Data records:

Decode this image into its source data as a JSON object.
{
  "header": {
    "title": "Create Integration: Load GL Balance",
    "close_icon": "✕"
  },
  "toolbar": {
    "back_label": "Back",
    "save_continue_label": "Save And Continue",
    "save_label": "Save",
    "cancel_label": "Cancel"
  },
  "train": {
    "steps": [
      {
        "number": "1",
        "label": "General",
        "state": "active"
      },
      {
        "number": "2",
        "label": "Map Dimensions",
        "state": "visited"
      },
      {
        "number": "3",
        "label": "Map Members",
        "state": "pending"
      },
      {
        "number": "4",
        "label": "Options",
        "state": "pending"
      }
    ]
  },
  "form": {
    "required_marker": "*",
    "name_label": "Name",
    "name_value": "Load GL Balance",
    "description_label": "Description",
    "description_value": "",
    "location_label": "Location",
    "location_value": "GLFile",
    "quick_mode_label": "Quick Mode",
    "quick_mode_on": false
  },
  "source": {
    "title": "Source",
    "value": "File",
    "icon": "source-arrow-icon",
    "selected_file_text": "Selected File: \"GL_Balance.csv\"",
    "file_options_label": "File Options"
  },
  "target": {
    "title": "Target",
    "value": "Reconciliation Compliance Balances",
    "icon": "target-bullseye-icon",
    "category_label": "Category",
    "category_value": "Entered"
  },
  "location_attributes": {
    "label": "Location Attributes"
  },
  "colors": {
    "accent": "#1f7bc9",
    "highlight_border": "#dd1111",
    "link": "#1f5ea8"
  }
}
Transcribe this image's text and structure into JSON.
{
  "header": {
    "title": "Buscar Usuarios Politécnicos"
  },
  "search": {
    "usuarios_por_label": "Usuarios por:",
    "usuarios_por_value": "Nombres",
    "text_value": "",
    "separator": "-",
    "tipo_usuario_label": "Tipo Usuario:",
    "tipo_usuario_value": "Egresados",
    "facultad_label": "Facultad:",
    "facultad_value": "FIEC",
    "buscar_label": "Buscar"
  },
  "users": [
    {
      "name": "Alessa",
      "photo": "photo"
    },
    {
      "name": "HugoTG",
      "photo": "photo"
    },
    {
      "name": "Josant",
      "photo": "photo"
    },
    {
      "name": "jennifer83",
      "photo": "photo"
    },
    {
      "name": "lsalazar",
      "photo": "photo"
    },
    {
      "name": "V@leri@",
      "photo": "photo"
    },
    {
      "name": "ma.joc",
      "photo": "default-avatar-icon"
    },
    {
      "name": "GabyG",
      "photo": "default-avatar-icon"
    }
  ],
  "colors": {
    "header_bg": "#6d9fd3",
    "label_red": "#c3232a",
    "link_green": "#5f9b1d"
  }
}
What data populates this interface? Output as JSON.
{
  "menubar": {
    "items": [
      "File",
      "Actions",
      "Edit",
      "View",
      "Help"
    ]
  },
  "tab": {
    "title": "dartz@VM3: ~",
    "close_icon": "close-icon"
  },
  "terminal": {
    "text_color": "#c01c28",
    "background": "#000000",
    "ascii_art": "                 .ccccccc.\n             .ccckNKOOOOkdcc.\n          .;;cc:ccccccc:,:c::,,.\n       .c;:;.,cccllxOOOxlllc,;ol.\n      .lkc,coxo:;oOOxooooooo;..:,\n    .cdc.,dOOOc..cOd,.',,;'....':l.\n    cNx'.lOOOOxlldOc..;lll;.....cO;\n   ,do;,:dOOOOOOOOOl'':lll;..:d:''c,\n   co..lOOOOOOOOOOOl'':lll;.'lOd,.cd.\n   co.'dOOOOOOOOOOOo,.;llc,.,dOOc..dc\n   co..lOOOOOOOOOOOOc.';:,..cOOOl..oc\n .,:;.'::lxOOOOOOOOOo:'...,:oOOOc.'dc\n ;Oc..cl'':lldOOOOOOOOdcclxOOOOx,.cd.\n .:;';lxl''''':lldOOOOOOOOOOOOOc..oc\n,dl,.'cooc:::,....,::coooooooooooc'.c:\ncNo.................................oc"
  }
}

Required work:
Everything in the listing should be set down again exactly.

Solution:
Decode this image into its source data as a JSON object.
{
  "header": {
    "title": "Create Integration: Load GL Balance",
    "close_icon": "✕"
  },
  "toolbar": {
    "back_label": "Back",
    "save_continue_label": "Save And Continue",
    "save_label": "Save",
    "cancel_label": "Cancel"
  },
  "train": {
    "steps": [
      {
        "number": "1",
        "label": "General",
        "state": "active"
      },
      {
        "number": "2",
        "label": "Map Dimensions",
        "state": "visited"
      },
      {
        "number": "3",
        "label": "Map Members",
        "state": "pending"
      },
      {
        "number": "4",
        "label": "Options",
        "state": "pending"
      }
    ]
  },
  "form": {
    "required_marker": "*",
    "name_label": "Name",
    "name_value": "Load GL Balance",
    "description_label": "Description",
    "description_value": "",
    "location_label": "Location",
    "location_value": "GLFile",
    "quick_mode_label": "Quick Mode",
    "quick_mode_on": false
  },
  "source": {
    "title": "Source",
    "value": "File",
    "icon": "source-arrow-icon",
    "selected_file_text": "Selected File: \"GL_Balance.csv\"",
    "file_options_label": "File Options"
  },
  "target": {
    "title": "Target",
    "value": "Reconciliation Compliance Balances",
    "icon": "target-bullseye-icon",
    "category_label": "Category",
    "category_value": "Entered"
  },
  "location_attributes": {
    "label": "Location Attributes"
  },
  "colors": {
    "accent": "#1f7bc9",
    "highlight_border": "#dd1111",
    "link": "#1f5ea8"
  }
}
Transcribe this image's text and structure into JSON.
{
  "header": {
    "title": "Buscar Usuarios Politécnicos"
  },
  "search": {
    "usuarios_por_label": "Usuarios por:",
    "usuarios_por_value": "Nombres",
    "text_value": "",
    "separator": "-",
    "tipo_usuario_label": "Tipo Usuario:",
    "tipo_usuario_value": "Egresados",
    "facultad_label": "Facultad:",
    "facultad_value": "FIEC",
    "buscar_label": "Buscar"
  },
  "users": [
    {
      "name": "Alessa",
      "photo": "photo"
    },
    {
      "name": "HugoTG",
      "photo": "photo"
    },
    {
      "name": "Josant",
      "photo": "photo"
    },
    {
      "name": "jennifer83",
      "photo": "photo"
    },
    {
      "name": "lsalazar",
      "photo": "photo"
    },
    {
      "name": "V@leri@",
      "photo": "photo"
    },
    {
      "name": "ma.joc",
      "photo": "default-avatar-icon"
    },
    {
      "name": "GabyG",
      "photo": "default-avatar-icon"
    }
  ],
  "colors": {
    "header_bg": "#6d9fd3",
    "label_red": "#c3232a",
    "link_green": "#5f9b1d"
  }
}
What data populates this interface? Output as JSON.
{
  "menubar": {
    "items": [
      "File",
      "Actions",
      "Edit",
      "View",
      "Help"
    ]
  },
  "tab": {
    "title": "dartz@VM3: ~",
    "close_icon": "close-icon"
  },
  "terminal": {
    "text_color": "#c01c28",
    "background": "#000000",
    "ascii_art": "                 .ccccccc.\n             .ccckNKOOOOkdcc.\n          .;;cc:ccccccc:,:c::,,.\n       .c;:;.,cccllxOOOxlllc,;ol.\n      .lkc,coxo:;oOOxooooooo;..:,\n    .cdc.,dOOOc..cOd,.',,;'....':l.\n    cNx'.lOOOOxlldOc..;lll;.....cO;\n   ,do;,:dOOOOOOOOOl'':lll;..:d:''c,\n   co..lOOOOOOOOOOOl'':lll;.'lOd,.cd.\n   co.'dOOOOOOOOOOOo,.;llc,.,dOOc..dc\n   co..lOOOOOOOOOOOOc.';:,..cOOOl..oc\n .,:;.'::lxOOOOOOOOOo:'...,:oOOOc.'dc\n ;Oc..cl'':lldOOOOOOOOdcclxOOOOx,.cd.\n .:;';lxl''''':lldOOOOOOOOOOOOOc..oc\n,dl,.'cooc:::,....,::coooooooooooc'.c:\ncNo.................................oc"
  }
}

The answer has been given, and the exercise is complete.